As with all Wenner-Gren awards, the main criteria of evaluation are the quality of the research and its potential contribution to anthropological knowledge, theory, and debate.
There is no preference for particular geographic areas or topics.
The writing project or projects that form the basis of a Hunt Postdoctoral Fellowship application should be based on well-defined research questions. It is important to demonstrate that the research that forms the basis of the writing project/s is appropriate to answer the research questions that are posed. It is also important to demonstrate the significance of the research to important theoretical and methodological issues in anthropology.
The Foundation pays particular attention to the feasibility of the writing project. It is important to have realistic goals in relation to the amount of writing that you will be able to achieve within the time period of the fellowship.
Priority is given to those applicants that at the time of application have a book contract in hand, have been in contact with publishers or have detailed writing plans (e.g., developed book, monograph, or article outlines), and show evidence of these in their application.
The Foundation is interested in funding proposals where there is a reasonable probability that the published outcome will have a significant and broad-ranging effect on the field of anthropology. It is important to make such a case for your work. Proposals with a narrow regional or topical focus are normally not competitive.
Writing projects whose primary objective is to “fill in” knowledge about a culture, a region, a language, a site, or a primate species will not be competitive unless a further case can be made for the importance of their data to broader issues in anthropology.
Those applicants with applied anthropological objectives should emphasize the theoretical and methodological impact of their research for the discipline as opposed to its applied value only.
Applicants whose research focuses on primatology should ensure that their application emphasizes the specific ways in which their research relates to humanity's cultural and/or biological origins, development, and/or modern variation.
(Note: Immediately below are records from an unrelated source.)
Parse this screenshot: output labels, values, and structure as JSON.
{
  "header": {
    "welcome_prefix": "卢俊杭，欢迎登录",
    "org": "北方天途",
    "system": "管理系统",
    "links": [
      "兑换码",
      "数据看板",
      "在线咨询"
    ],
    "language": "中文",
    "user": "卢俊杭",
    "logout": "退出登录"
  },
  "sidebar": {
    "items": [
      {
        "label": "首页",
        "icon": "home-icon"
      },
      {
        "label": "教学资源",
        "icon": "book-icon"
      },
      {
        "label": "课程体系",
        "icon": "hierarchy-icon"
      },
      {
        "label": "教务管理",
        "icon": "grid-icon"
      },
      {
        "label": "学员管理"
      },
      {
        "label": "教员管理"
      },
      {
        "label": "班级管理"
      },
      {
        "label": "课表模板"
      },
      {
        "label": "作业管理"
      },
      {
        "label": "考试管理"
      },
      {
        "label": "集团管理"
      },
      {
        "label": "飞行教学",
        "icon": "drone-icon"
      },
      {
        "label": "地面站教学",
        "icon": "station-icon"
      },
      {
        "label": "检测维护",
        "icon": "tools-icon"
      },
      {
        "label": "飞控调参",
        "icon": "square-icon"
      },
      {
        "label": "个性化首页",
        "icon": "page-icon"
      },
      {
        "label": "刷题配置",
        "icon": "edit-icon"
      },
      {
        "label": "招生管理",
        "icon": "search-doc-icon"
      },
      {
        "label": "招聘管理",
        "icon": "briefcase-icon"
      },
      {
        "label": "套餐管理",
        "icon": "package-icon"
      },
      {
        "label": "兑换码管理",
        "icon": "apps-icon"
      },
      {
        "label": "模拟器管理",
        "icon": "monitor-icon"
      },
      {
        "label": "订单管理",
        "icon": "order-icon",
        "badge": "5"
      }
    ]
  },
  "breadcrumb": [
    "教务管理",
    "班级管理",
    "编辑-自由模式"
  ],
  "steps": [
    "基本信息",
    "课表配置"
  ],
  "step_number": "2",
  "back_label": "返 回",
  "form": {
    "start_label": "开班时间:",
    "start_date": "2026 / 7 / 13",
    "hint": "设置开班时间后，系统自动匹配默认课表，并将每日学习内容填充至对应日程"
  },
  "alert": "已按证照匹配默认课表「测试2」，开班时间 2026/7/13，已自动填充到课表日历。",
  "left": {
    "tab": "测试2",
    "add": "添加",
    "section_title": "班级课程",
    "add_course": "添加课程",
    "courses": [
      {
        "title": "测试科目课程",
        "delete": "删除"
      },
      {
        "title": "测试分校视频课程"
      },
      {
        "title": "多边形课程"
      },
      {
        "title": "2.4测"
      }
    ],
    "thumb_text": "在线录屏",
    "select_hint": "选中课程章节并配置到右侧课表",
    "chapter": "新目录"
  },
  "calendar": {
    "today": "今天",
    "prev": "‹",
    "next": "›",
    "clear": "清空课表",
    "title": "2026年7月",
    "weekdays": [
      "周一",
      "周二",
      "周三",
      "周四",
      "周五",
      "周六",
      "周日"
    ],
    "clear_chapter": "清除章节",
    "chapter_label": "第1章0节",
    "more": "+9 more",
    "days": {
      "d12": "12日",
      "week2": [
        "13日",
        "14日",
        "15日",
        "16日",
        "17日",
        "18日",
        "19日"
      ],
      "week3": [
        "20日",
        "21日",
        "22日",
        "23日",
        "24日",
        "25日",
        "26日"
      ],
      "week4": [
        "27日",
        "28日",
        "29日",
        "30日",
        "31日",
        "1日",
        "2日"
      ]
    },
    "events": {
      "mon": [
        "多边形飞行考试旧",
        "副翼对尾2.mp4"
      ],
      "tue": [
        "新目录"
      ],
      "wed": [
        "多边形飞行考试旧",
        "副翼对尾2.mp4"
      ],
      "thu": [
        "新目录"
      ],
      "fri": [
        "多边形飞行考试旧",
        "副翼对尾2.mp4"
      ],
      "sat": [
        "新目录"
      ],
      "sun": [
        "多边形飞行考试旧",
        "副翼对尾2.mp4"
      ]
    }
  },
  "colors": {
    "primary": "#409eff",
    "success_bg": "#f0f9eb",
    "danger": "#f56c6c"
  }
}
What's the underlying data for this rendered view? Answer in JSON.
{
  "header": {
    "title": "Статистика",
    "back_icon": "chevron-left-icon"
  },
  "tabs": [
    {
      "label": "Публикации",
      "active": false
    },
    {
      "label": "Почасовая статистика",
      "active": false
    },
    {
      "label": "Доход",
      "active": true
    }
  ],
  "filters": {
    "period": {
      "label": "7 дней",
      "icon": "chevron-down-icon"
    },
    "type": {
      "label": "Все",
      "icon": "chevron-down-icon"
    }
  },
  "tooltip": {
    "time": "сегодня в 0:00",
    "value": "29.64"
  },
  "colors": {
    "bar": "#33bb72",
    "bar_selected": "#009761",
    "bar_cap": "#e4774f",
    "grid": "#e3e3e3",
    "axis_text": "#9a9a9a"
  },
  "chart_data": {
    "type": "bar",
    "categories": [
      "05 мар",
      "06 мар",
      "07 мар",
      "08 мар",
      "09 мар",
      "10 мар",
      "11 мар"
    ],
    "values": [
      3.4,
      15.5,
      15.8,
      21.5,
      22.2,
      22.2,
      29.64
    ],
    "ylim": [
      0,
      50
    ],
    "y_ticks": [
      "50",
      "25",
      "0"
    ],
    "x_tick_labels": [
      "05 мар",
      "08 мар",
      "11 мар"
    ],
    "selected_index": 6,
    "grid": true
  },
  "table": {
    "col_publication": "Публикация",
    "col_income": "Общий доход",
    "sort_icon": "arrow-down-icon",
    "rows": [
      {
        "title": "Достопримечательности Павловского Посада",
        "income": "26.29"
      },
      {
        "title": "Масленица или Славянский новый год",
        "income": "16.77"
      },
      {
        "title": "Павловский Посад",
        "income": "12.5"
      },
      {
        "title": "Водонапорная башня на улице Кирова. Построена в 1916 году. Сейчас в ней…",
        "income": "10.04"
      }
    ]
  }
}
The Foundation does not fund basic research in primatology or research that is primarily oriented towards primate conservation.
Linguistic anthropologists should also be aware that the Foundation does not fund salvage work on endangered languages (e.g., preparation of dictionaries and/or grammars). It also does not fund other descriptive research on languages or work on language structure that is not grounded in anthropological concerns.